job would have been a higher income than what I'm getting now. I loved my job.
And I did what I was told because I wanted to go back to work."
48, named the WHSCC as a defendant in a court hearing to attempt to recover
lost wages. However, the case didn't get off the ground. Supreme Court Justice
Wayne Dymond said Payne took too long to start his court case and a two-year
stature of limitations had expired.
Two weeks ago, Legal Aid denied
"Basically, it's mostly over." Payne said
Thursday from his home in Eastport.
Trish Dodd, an advocate for injured
workers, said Payne's case is common.
"Over the years, I've had
hundreds of people say to me, 'I went to this program and I got worse.' If it
weren't for the secondary injury ... (Payne) may have gone out for some other
type of work, but it's just taken away any chance that he had of moving forward
in his life."
Dodd wrote the WHSCC about Payne's case. Ann Martin, the
director of investigations, replied in an e-mail obtained by The Telegram.
Martin wrote that the commission can change a worker's benefits if there is a
secondary injury, but suing hospitals and clinics for lost wages is not allowed
under WHSCC regulations.
"That hospital and that clinic are immune from
civil suit with respect to the secondary injuries," Martin wrote in her
WHSCC spokeswoman Lana Collins questioned Dodd's claim that
there are hundreds of cases similar to Payne's. Collins said if there is a
secondary injury the commission could sue a hospital or clinic. However, any
money won in court could be claimed by the WHSCC.
In some cases, money
could pass to the worker after the commission recovered its cost. However,
Collins could not provide an example where it had.
Dodd and Payne were
not aware that the commission was able to sue over secondary injuries.
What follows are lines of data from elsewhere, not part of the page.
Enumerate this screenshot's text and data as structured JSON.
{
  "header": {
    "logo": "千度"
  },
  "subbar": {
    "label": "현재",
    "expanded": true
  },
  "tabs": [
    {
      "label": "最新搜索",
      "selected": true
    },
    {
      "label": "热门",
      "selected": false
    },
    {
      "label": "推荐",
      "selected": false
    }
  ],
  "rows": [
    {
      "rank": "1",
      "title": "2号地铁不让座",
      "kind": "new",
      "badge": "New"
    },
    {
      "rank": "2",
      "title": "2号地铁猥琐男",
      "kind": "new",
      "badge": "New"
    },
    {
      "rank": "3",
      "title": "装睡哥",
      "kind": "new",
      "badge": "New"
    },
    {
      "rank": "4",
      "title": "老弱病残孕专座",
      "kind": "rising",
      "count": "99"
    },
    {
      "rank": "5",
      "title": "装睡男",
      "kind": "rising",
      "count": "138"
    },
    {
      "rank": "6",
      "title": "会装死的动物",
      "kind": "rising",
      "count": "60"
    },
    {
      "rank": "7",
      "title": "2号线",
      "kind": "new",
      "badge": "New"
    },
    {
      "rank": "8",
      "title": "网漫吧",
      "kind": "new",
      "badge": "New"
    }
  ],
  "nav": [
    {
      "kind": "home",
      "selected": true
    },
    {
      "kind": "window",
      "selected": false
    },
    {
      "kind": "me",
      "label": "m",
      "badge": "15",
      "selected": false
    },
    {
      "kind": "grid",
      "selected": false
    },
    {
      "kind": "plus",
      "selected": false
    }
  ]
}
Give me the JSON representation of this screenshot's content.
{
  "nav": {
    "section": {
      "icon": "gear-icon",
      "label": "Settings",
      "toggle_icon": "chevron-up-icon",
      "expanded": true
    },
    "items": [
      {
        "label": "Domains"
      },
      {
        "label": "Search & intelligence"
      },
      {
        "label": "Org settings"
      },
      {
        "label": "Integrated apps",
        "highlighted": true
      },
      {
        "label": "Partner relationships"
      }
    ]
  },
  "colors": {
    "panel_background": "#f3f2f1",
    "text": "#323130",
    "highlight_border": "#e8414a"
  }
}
They
think the injured worker should have that right.
"This is wrong and
it's cruel," said Payne, who still takes medication everyday for his chronic